“There may be bumps and economic growth may slow down, but if there is a recession, it will not be a normal one. The economy is not going to lose a lot of jobs,” Dorfman said.
Both during and after the COVID pandemic, the employment market has remained strong for job seekers.
“Normally one of the major characteristics of a recession is rising unemployment and the inability to get jobs,” Dorman said. “I am struggling to believe that a lot of businesses want to fire a lot of workers. They’ve just spent two years trying to desperately hire new workers and they are busy making projects to keep those workers busy for a while. If you used to work on an assembly line, they will keep paying you, but you’ll do other things for a while — because if the company fires people, they may never be able to hire replacements.”
For industries struggling to find enough workers to fill jobs, such as the retail and hospitality industries, Dorfman said they will have to get creative to find ways to make those jobs attractive.
“In agriculture, we are very familiar with this problem. For years it has been impossible to find anyone willing to do the jobs we need done. We need the guest worker program to bring in people willing to do these jobs. I could see the same thing happening in hospitality and retail eventually or they will have to find some way to reimagine those jobs,” he said.
Capitalism and war
Dorfman said there are many factors that have led to current fears of recession.

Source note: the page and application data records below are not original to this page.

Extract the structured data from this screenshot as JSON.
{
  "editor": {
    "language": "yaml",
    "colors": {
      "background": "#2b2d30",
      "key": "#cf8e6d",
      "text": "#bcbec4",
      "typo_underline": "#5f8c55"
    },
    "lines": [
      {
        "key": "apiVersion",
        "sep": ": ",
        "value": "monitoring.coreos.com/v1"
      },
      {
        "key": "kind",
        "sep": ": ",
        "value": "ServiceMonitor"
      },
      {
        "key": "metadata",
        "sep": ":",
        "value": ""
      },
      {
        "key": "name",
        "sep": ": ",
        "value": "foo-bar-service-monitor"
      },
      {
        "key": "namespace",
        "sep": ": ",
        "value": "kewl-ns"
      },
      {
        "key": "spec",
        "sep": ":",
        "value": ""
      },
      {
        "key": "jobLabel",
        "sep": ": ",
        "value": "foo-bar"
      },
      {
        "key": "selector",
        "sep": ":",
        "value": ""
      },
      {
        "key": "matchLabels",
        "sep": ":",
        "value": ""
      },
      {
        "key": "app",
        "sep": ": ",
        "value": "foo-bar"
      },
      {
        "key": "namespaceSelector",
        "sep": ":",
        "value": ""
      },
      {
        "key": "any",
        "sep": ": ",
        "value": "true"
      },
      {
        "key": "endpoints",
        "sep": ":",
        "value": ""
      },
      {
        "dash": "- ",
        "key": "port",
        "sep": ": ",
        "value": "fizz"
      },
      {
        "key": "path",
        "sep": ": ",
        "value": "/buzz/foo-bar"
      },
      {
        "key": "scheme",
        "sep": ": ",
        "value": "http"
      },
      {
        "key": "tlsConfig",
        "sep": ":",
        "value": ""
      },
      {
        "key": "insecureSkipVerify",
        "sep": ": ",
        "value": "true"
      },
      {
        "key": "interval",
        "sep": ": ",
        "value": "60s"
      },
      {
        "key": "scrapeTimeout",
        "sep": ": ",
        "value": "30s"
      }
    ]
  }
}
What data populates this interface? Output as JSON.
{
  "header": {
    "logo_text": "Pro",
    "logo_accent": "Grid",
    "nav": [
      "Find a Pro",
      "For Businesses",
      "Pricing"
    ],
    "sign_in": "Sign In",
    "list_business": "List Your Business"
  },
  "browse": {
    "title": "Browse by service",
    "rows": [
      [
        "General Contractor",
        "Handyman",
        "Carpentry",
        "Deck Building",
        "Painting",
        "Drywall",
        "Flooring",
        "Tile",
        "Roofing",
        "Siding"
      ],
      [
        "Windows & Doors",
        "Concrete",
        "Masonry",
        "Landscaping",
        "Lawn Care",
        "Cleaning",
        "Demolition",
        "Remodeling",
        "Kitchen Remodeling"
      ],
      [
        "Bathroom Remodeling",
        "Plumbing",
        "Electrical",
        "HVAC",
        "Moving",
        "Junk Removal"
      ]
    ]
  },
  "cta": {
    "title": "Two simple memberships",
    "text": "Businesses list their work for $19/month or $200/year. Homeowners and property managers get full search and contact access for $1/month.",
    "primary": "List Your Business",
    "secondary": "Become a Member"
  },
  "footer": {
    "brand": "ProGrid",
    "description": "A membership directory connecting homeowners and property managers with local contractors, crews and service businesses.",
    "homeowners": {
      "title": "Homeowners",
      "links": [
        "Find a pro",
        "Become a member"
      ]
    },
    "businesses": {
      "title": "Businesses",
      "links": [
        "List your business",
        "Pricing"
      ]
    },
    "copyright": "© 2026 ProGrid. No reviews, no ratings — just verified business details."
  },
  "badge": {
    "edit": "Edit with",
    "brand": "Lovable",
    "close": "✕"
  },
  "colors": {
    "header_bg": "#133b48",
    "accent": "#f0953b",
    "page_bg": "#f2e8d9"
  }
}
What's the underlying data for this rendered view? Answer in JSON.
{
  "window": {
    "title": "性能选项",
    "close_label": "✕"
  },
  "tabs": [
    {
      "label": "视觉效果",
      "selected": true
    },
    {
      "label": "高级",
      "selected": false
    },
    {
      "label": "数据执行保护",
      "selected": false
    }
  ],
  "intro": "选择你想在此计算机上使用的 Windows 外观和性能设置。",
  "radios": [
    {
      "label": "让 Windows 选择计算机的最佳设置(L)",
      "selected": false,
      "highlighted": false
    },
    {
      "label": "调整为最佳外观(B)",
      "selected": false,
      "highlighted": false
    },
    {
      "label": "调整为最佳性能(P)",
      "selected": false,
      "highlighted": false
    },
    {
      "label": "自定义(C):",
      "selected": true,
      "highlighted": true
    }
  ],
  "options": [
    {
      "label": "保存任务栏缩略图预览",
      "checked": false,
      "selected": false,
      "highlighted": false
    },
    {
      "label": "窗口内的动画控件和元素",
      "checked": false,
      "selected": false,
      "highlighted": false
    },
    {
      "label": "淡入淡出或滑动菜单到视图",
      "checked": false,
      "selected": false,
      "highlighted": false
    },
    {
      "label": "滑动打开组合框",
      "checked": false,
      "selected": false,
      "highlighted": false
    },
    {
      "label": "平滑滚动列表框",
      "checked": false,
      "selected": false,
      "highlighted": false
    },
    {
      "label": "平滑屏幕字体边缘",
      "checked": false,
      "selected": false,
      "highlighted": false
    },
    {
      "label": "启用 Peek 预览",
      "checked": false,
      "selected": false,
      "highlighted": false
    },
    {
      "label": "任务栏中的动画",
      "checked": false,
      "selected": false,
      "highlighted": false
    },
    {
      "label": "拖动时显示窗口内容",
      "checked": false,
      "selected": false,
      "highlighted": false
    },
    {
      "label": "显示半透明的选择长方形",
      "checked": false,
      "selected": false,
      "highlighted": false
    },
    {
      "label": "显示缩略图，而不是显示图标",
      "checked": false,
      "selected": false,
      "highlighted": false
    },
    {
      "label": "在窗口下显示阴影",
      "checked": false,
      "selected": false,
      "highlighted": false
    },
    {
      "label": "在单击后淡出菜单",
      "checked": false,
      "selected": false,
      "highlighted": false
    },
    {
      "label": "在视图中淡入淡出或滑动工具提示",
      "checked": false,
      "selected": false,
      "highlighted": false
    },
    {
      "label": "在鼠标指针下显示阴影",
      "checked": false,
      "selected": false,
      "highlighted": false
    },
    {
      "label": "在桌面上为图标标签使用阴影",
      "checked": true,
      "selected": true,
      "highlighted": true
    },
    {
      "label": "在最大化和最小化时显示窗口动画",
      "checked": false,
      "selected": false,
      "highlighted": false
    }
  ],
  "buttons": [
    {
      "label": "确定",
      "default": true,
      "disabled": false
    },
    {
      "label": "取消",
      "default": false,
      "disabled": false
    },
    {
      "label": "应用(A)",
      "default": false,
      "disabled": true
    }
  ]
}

“The thing about capitalism and free enterprise is that there is no central coordination mechanism. For example, if Athens needs a new hotel, there is nothing stopping three different people from building a hotel. Now we have three hotels when we only needed one,” he explained. “If you have too much investment in anything — home building, auto manufacturing, growing cotton — the people in that industry start to lose money, and some go out of business. If that happens on a large enough scale, you have a recession.”